#### Work task:
Every line containing the word "може" is to be copied from the data below.

#### Provided material:

******

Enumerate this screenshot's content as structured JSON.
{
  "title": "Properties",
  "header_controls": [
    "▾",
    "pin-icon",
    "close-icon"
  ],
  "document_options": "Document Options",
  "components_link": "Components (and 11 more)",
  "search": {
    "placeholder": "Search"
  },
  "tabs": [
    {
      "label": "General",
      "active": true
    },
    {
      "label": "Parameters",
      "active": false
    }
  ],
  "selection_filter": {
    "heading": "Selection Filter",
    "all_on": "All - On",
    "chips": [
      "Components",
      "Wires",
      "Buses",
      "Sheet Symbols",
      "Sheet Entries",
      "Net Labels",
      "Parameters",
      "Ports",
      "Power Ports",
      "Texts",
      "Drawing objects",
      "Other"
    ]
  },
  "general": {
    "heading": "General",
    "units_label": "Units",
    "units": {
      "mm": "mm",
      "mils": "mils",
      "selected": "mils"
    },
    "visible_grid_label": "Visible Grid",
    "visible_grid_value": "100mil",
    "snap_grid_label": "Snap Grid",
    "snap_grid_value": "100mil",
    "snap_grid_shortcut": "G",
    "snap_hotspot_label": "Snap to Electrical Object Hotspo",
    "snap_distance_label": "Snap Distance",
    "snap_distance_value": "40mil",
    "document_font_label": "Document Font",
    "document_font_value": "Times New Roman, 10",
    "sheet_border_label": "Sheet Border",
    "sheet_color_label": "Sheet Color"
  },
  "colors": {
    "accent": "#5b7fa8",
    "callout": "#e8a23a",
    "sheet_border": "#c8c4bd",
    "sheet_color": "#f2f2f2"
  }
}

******

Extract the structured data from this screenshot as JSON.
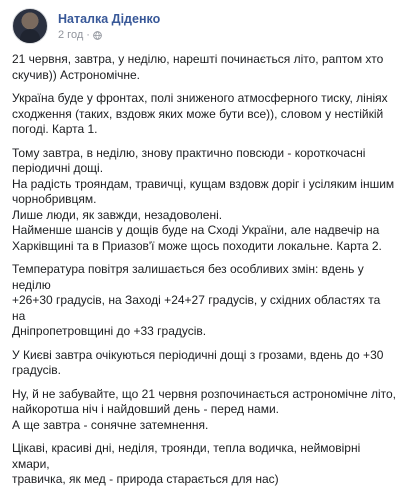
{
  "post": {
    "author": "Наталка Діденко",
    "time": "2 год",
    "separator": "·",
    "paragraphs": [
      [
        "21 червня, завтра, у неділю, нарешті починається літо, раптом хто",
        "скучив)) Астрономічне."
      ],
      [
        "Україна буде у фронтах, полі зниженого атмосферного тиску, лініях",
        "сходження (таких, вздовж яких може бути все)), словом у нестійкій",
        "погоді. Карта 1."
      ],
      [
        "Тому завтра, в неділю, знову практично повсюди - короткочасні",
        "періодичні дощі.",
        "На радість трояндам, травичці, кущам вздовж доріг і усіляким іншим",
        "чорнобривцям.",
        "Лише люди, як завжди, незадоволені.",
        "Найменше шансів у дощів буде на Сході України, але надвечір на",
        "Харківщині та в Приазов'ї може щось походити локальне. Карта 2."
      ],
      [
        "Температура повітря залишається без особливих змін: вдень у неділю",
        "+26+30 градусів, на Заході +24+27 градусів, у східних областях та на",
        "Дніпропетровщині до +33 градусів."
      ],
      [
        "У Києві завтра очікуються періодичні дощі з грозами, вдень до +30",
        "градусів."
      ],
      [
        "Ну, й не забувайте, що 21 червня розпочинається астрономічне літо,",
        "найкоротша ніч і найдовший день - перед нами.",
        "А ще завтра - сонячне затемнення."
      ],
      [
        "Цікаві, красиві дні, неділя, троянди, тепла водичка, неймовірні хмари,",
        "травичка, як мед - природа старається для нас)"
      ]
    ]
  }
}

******

#### Result:
        "сходження (таких, вздовж яких може бути все)), словом у нестійкій",
        "Харківщині та в Приазов'ї може щось походити локальне. Карта 2."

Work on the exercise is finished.